I’m really pleased to have Megan back at the blog today, not least because we both have heroes called Bennet, and they’re both called that for the same reason. Austen’s Elizabeth Bennet is one of the most endearing characters in print: bright, vivacious, flawed… a wonderful creation. Immortal. While my Bennet is named in homage but without any other link to Pride and Prejudice, Megan’s new release is a modern-day riff on that old story. What more could anyone ask for? Well, except a sequel. Because this book? BLEW ME AWAY.
One’s proud, one’s prejudiced, and they can’t stand each other.

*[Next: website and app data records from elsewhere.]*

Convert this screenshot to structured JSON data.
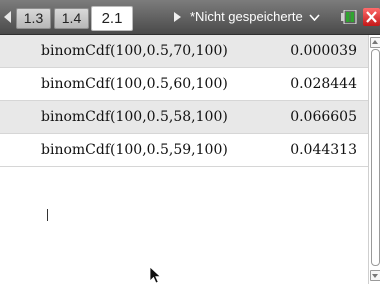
{
  "tabs": [
    {
      "label": "1.3",
      "active": false
    },
    {
      "label": "1.4",
      "active": false
    },
    {
      "label": "2.1",
      "active": true
    }
  ],
  "document_title": "*Nicht gespeicherte",
  "icons": {
    "back": "triangle-left-icon",
    "forward": "triangle-right-icon",
    "menu": "chevron-down-icon",
    "battery": "battery-icon",
    "close": "close-icon",
    "pointer": "mouse-pointer-icon"
  },
  "history": [
    {
      "expression": "binomCdf(100,0.5,70,100)",
      "result": "0.000039"
    },
    {
      "expression": "binomCdf(100,0.5,60,100)",
      "result": "0.028444"
    },
    {
      "expression": "binomCdf(100,0.5,58,100)",
      "result": "0.066605"
    },
    {
      "expression": "binomCdf(100,0.5,59,100)",
      "result": "0.044313"
    }
  ],
  "colors": {
    "titlebar": "#5f5f5f",
    "row_shade": "#e8e8e8",
    "close": "#d42a2a",
    "battery_green": "#2fa52f"
  }
}
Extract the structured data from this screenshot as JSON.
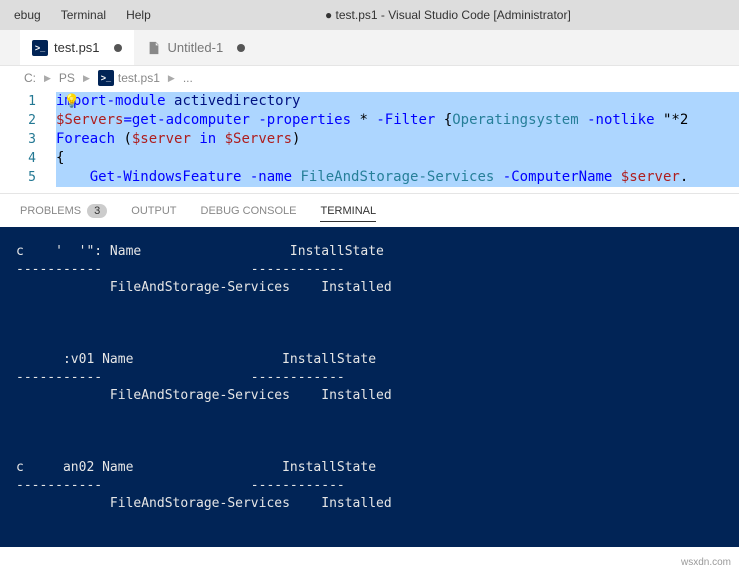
{
  "menubar": {
    "items": [
      "ebug",
      "Terminal",
      "Help"
    ],
    "title": "● test.ps1 - Visual Studio Code [Administrator]"
  },
  "tabs": [
    {
      "label": "test.ps1",
      "modified": true,
      "active": true
    },
    {
      "label": "Untitled-1",
      "modified": true,
      "active": false
    }
  ],
  "breadcrumbs": {
    "segments": [
      "C:",
      "PS",
      "test.ps1",
      "..."
    ]
  },
  "editor": {
    "lines": [
      {
        "num": "1",
        "tokens": [
          {
            "t": "i",
            "c": "kw"
          },
          {
            "t": "mp",
            "c": "kw lightbulb-spot"
          },
          {
            "t": "ort-module",
            "c": "kw"
          },
          {
            "t": " ",
            "c": "plain"
          },
          {
            "t": "activedirectory",
            "c": "module"
          }
        ]
      },
      {
        "num": "2",
        "tokens": [
          {
            "t": "$Servers",
            "c": "var"
          },
          {
            "t": "=",
            "c": "op"
          },
          {
            "t": "get-adcomputer",
            "c": "kw"
          },
          {
            "t": " ",
            "c": "plain"
          },
          {
            "t": "-properties",
            "c": "op"
          },
          {
            "t": " * ",
            "c": "plain"
          },
          {
            "t": "-Filter",
            "c": "op"
          },
          {
            "t": " {",
            "c": "punct"
          },
          {
            "t": "Operatingsystem",
            "c": "type"
          },
          {
            "t": " ",
            "c": "plain"
          },
          {
            "t": "-notlike",
            "c": "op"
          },
          {
            "t": " \"*2",
            "c": "plain"
          }
        ]
      },
      {
        "num": "3",
        "tokens": [
          {
            "t": "Foreach",
            "c": "kw"
          },
          {
            "t": " (",
            "c": "punct"
          },
          {
            "t": "$server",
            "c": "var"
          },
          {
            "t": " in ",
            "c": "kw"
          },
          {
            "t": "$Servers",
            "c": "var"
          },
          {
            "t": ")",
            "c": "punct"
          }
        ]
      },
      {
        "num": "4",
        "tokens": [
          {
            "t": "{",
            "c": "punct"
          }
        ]
      },
      {
        "num": "5",
        "tokens": [
          {
            "t": "    ",
            "c": "plain"
          },
          {
            "t": "Get-WindowsFeature",
            "c": "kw"
          },
          {
            "t": " ",
            "c": "plain"
          },
          {
            "t": "-name",
            "c": "op"
          },
          {
            "t": " ",
            "c": "plain"
          },
          {
            "t": "FileAndStorage-Services",
            "c": "type"
          },
          {
            "t": " ",
            "c": "plain"
          },
          {
            "t": "-ComputerName",
            "c": "op"
          },
          {
            "t": " ",
            "c": "plain"
          },
          {
            "t": "$server",
            "c": "var"
          },
          {
            "t": ".",
            "c": "punct"
          }
        ]
      }
    ]
  },
  "panel": {
    "tabs": {
      "problems": "PROBLEMS",
      "problems_count": "3",
      "output": "OUTPUT",
      "debug": "DEBUG CONSOLE",
      "terminal": "TERMINAL"
    }
  },
  "terminal": {
    "blocks": [
      {
        "header": "c    '  '\": Name                   InstallState",
        "sep": "-----------                   ------------",
        "row": "            FileAndStorage-Services    Installed"
      },
      {
        "header": "      :v01 Name                   InstallState",
        "sep": "-----------                   ------------",
        "row": "            FileAndStorage-Services    Installed"
      },
      {
        "header": "c     an02 Name                   InstallState",
        "sep": "-----------                   ------------",
        "row": "            FileAndStorage-Services    Installed"
      }
    ]
  },
  "watermark": "wsxdn.com"
}
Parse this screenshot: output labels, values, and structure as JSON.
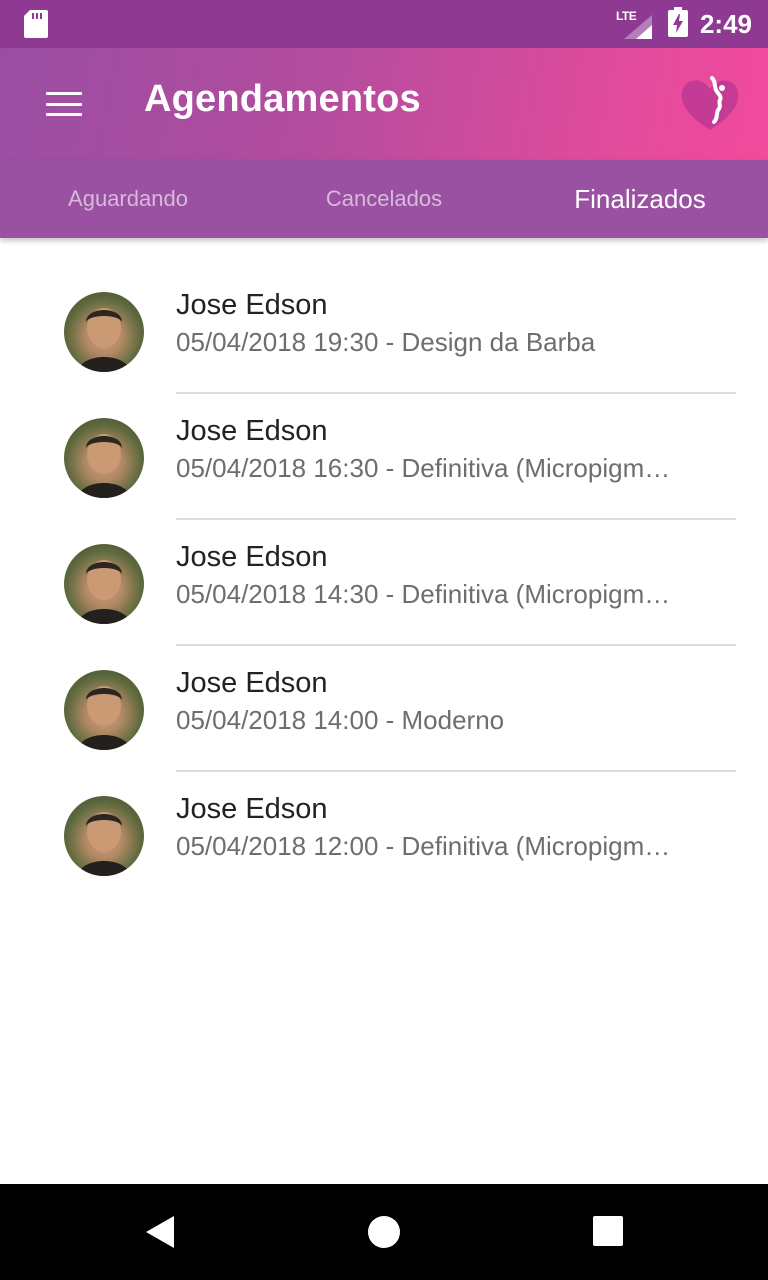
{
  "status_bar": {
    "network_label": "LTE",
    "time": "2:49",
    "icons": [
      "sd-card-icon",
      "lte-signal-icon",
      "battery-charging-icon"
    ]
  },
  "app_bar": {
    "title": "Agendamentos",
    "menu_icon": "hamburger-menu-icon",
    "logo_icon": "heart-face-logo-icon",
    "gradient_colors": [
      "#9a4ea3",
      "#f24a9c"
    ]
  },
  "tabs": [
    {
      "label": "Aguardando",
      "active": false
    },
    {
      "label": "Cancelados",
      "active": false
    },
    {
      "label": "Finalizados",
      "active": true
    }
  ],
  "appointments": [
    {
      "name": "Jose Edson",
      "detail": "05/04/2018 19:30 - Design da Barba"
    },
    {
      "name": "Jose Edson",
      "detail": "05/04/2018 16:30 - Definitiva (Micropigm…"
    },
    {
      "name": "Jose Edson",
      "detail": "05/04/2018 14:30 - Definitiva (Micropigm…"
    },
    {
      "name": "Jose Edson",
      "detail": "05/04/2018 14:00 - Moderno"
    },
    {
      "name": "Jose Edson",
      "detail": "05/04/2018 12:00 - Definitiva (Micropigm…"
    }
  ],
  "nav_bar": {
    "icons": [
      "back-triangle-icon",
      "home-circle-icon",
      "recents-square-icon"
    ]
  },
  "colors": {
    "status_bar": "#8e3a92",
    "tab_bar": "#9b51a2",
    "primary_text": "#222222",
    "secondary_text": "#6e6e6e"
  }
}
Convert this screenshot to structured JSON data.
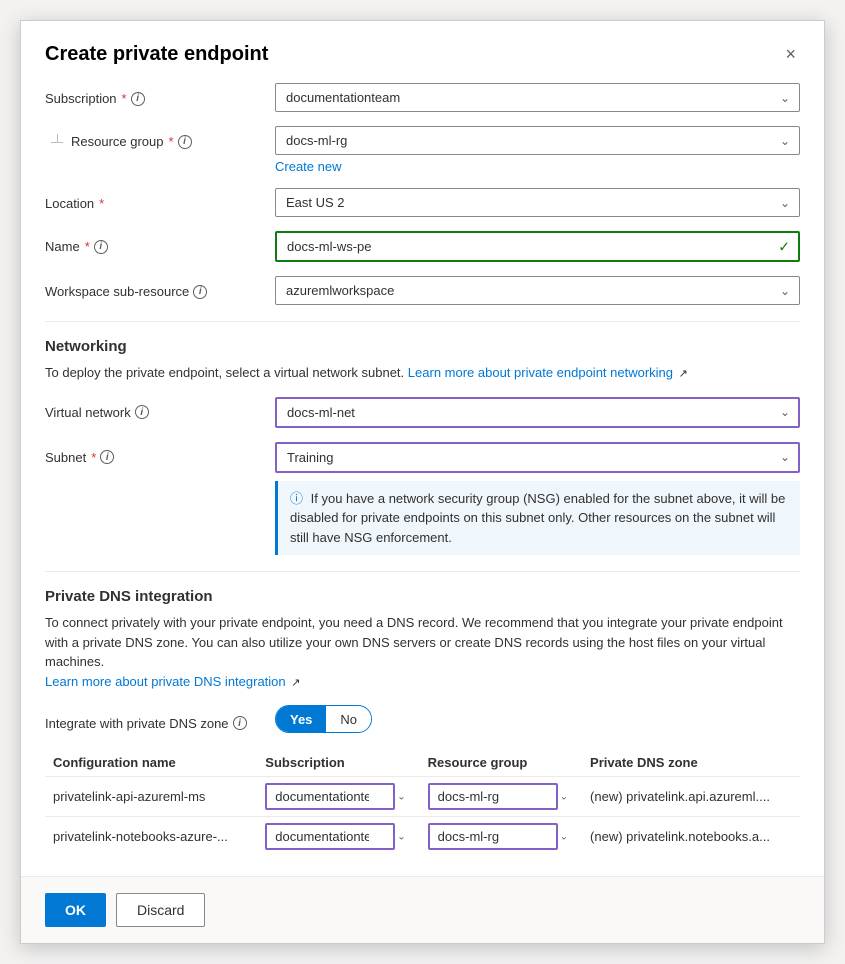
{
  "dialog": {
    "title": "Create private endpoint",
    "close_label": "×"
  },
  "fields": {
    "subscription": {
      "label": "Subscription",
      "required": true,
      "value": "documentationteam"
    },
    "resource_group": {
      "label": "Resource group",
      "required": true,
      "value": "docs-ml-rg",
      "create_new": "Create new"
    },
    "location": {
      "label": "Location",
      "required": true,
      "value": "East US 2"
    },
    "name": {
      "label": "Name",
      "required": true,
      "value": "docs-ml-ws-pe"
    },
    "workspace_sub_resource": {
      "label": "Workspace sub-resource",
      "required": false,
      "value": "azuremlworkspace"
    }
  },
  "networking": {
    "heading": "Networking",
    "description": "To deploy the private endpoint, select a virtual network subnet.",
    "link_text": "Learn more about private endpoint networking",
    "virtual_network": {
      "label": "Virtual network",
      "value": "docs-ml-net"
    },
    "subnet": {
      "label": "Subnet",
      "required": true,
      "value": "Training"
    },
    "nsg_notice": "If you have a network security group (NSG) enabled for the subnet above, it will be disabled for private endpoints on this subnet only. Other resources on the subnet will still have NSG enforcement."
  },
  "private_dns": {
    "heading": "Private DNS integration",
    "description": "To connect privately with your private endpoint, you need a DNS record. We recommend that you integrate your private endpoint with a private DNS zone. You can also utilize your own DNS servers or create DNS records using the host files on your virtual machines.",
    "link_text": "Learn more about private DNS integration",
    "integrate_label": "Integrate with private DNS zone",
    "toggle_yes": "Yes",
    "toggle_no": "No",
    "table": {
      "columns": [
        "Configuration name",
        "Subscription",
        "Resource group",
        "Private DNS zone"
      ],
      "rows": [
        {
          "config_name": "privatelink-api-azureml-ms",
          "subscription": "documentationteam",
          "resource_group": "docs-ml-rg",
          "dns_zone": "(new) privatelink.api.azureml...."
        },
        {
          "config_name": "privatelink-notebooks-azure-...",
          "subscription": "documentationteam",
          "resource_group": "docs-ml-rg",
          "dns_zone": "(new) privatelink.notebooks.a..."
        }
      ]
    }
  },
  "footer": {
    "ok_label": "OK",
    "discard_label": "Discard"
  }
}
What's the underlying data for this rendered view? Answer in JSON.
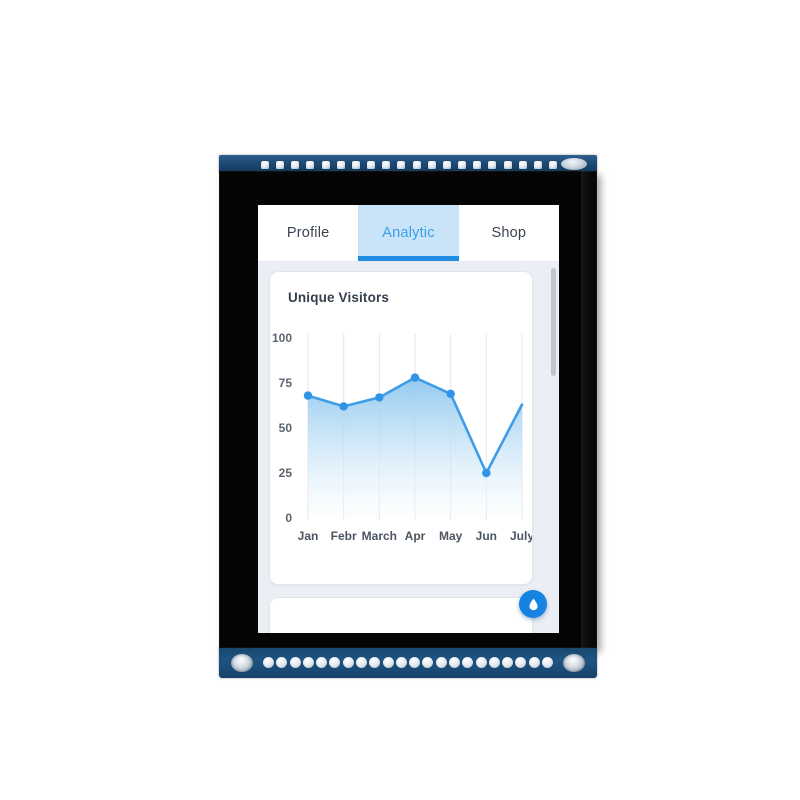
{
  "device": {
    "name": "tft-display-module",
    "pin_count_top": 20,
    "pin_count_bottom": 22
  },
  "tabs": [
    {
      "label": "Profile",
      "active": false
    },
    {
      "label": "Analytic",
      "active": true
    },
    {
      "label": "Shop",
      "active": false
    }
  ],
  "card": {
    "title": "Unique Visitors"
  },
  "fab": {
    "icon": "water-drop-icon"
  },
  "colors": {
    "accent": "#1e8ce0",
    "tab_active_bg": "#c9e4f8",
    "tab_active_text": "#3ba0e8",
    "line": "#3e9ce8",
    "point": "#2f93e6",
    "page_bg": "#eceef6",
    "card_bg": "#ffffff",
    "pcb": "#1d4a75",
    "bezel": "#050505",
    "fab_bg": "#1683e3"
  },
  "chart_data": {
    "type": "area",
    "title": "Unique Visitors",
    "xlabel": "",
    "ylabel": "",
    "categories": [
      "Jan",
      "Febr",
      "March",
      "Apr",
      "May",
      "Jun",
      "July"
    ],
    "values": [
      68,
      62,
      67,
      78,
      69,
      25,
      63
    ],
    "yticks": [
      "100",
      "75",
      "50",
      "25",
      "0"
    ],
    "ytick_values": [
      100,
      75,
      50,
      25,
      0
    ],
    "ylim": [
      0,
      100
    ],
    "grid": "vertical",
    "legend": "none",
    "series": [
      {
        "name": "Unique Visitors",
        "values": [
          68,
          62,
          67,
          78,
          69,
          25,
          63
        ]
      }
    ],
    "notes": "Left y-axis labels clipped by card edge; last x label 'July' clipped at right edge."
  }
}
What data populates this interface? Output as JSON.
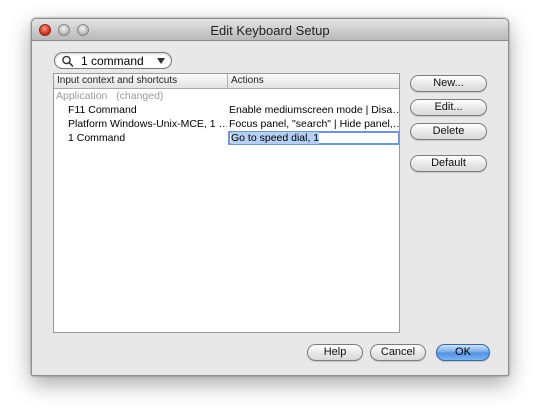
{
  "window": {
    "title": "Edit Keyboard Setup"
  },
  "search": {
    "value": "1 command",
    "icon": "magnifying-glass-icon"
  },
  "table": {
    "columns": [
      "Input context and shortcuts",
      "Actions"
    ],
    "group": {
      "label": "Application",
      "status": "(changed)"
    },
    "rows": [
      {
        "shortcut": "F11 Command",
        "action": "Enable mediumscreen mode | Disa…"
      },
      {
        "shortcut": "Platform Windows-Unix-MCE, 1 …",
        "action": "Focus panel, \"search\" | Hide panel,…"
      },
      {
        "shortcut": "1 Command",
        "action": "Go to speed dial, 1"
      }
    ]
  },
  "buttons": {
    "new": "New...",
    "edit": "Edit...",
    "delete": "Delete",
    "default": "Default",
    "help": "Help",
    "cancel": "Cancel",
    "ok": "OK"
  },
  "colors": {
    "accent": "#5b97e3",
    "selection": "#b5d0f3"
  }
}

Quick-tempered Bennet Rourke dislikes Darius Lanniker on sight. Darius may be a hotshot city lawyer, but that doesn’t give him the right to sneer at Bennet, his friends, and their college. It doesn’t help that Bennet’s restaurant job has him waiting at Darius’s table. So when his tutor recommends him for an internship at Darius’s Pemberley estate, Bennet isn’t sure he wants it. He’s also not sure he can afford to turn it down.
Darius is a fish out of water in the small college town of Meriton, but something keeps pulling him back there. He’s helping out a friend with business advice, nothing more. If he’s interested in Bennet, it’s not serious. Sure, Bennet challenges him in a way no other man has. But they have nothing in common. Right?
Wrong. Their best friends are falling in love, and Bennet and Darius can’t seem to escape each other. Soon they’re sharing climbing ropes and birthday cake, and there’s a spark between them that won’t be denied.
But betrayal is around the corner. Darius must swallow his pride and Bennet must drop his prejudices to see the rainbow shining through the storm clouds.
A standalone novel—a modern retelling of Jane Austen’s Pride and Prejudice. (Note: contains mention of past abuse.)
Win one of Megan’s back catalogue eBooks by entering a Rafflecopter giveaway here.
Two secrets spilt here.
The first is that ‘Pride and Prejudice’ is one of my favourite books, and reading the innumerable variations on that great story is one of the guiltiest of all my guilty pleasures. Stressed and tired? Read a P&P variation. Need refreshing entertainment? Read a P&P variation. Going on a journey? Read a P&P variation. You get the drift. I follow a couple of fanfic sites with religious fervour, lapping up the myriad ways in which Elizabeth Bennet meets and eventually marries Fitzwilliam Darcy. P&P related stories are my **jam**.
Riffs on famous books depend for their impact on the reader’s familiarity with the source. I’ll admit a bit of the delight for me was taking Megan Reddaway’s characters and matching them up with the P&P originals, and comparing the events of her book against Austen’s plot. I was thoroughly impressed by how she has taken the well-loved story and brought it into the 21st century and yet how well the characterisation and plotting points mesh with the original. I admit to squealing whenever I recognised a character, chuckling over the scene where the infamous Assembly insult is graphically and profanely updated, and laughing aloud (and scaring the dogs) at the Lady Catherine/Elizabeth confrontation remastered as Catherine/Bennet.
But let me hasten to reassure you that Reddaway isn’t just slavishly copying Austen here. Yes, the links to the source are strong, but the whole book – characters, dialogue, plot – are infused with a freshness and vitality that reflect how unconstrained, mobile and diverse society now is compared to Austen’s time. It has life, a joie-de-vivre that’s almost palpable, it has potential tragedy and heartbreak, laughs and tears, with strong, quick-witted, sharp characters and a dextrous plot, all pulled together in Reddaway’s skilful prose. This isn’t a mere pastiche. This is a clever, intelligent and creative retelling of a beloved classic.
Which brings me on to the second secret: I don’t read many contemporary stories. Mostly I want escapism, something far away from today. Hence the P&P variations, along with period detective/mysteries, historicals and, of course, sci-fi and fantasy. I don’t naturally reach for a contemporary for entertainment. Few grab my attention to the point where I’m cross I have to put down the Kindle to take the dogs out or make lunch or do the laundry. But this contemporary, gay take on P&P? Couldn’t put it down and truly resented Molly and Mavis today and their insistence on exercise just as I got to the exciting bit. I couldn’t wait to get back to see what happens next.
Oh here. Have a bonus confession: I don’t often keep the ARCs I’m sent when I do one of my (rare) reviews. Many books don’t wear well, don’t stand up to constant rereading. But this one? Yeah. I’ll be buying this one for keeps.
All in all, this is a wonderful, funny, and touching book. I really can’t recommend it highly enough.
MEGAN REDDAWAY lives in England and has been entertained by fictional characters acting out their stories in her head for as long as she can remember. She began writing them down as soon as she could.
Since she grew up, she has worked as a secretary, driver, barperson, and article writer, among other things. Whatever she is doing, she always has a story bubbling away at the same time.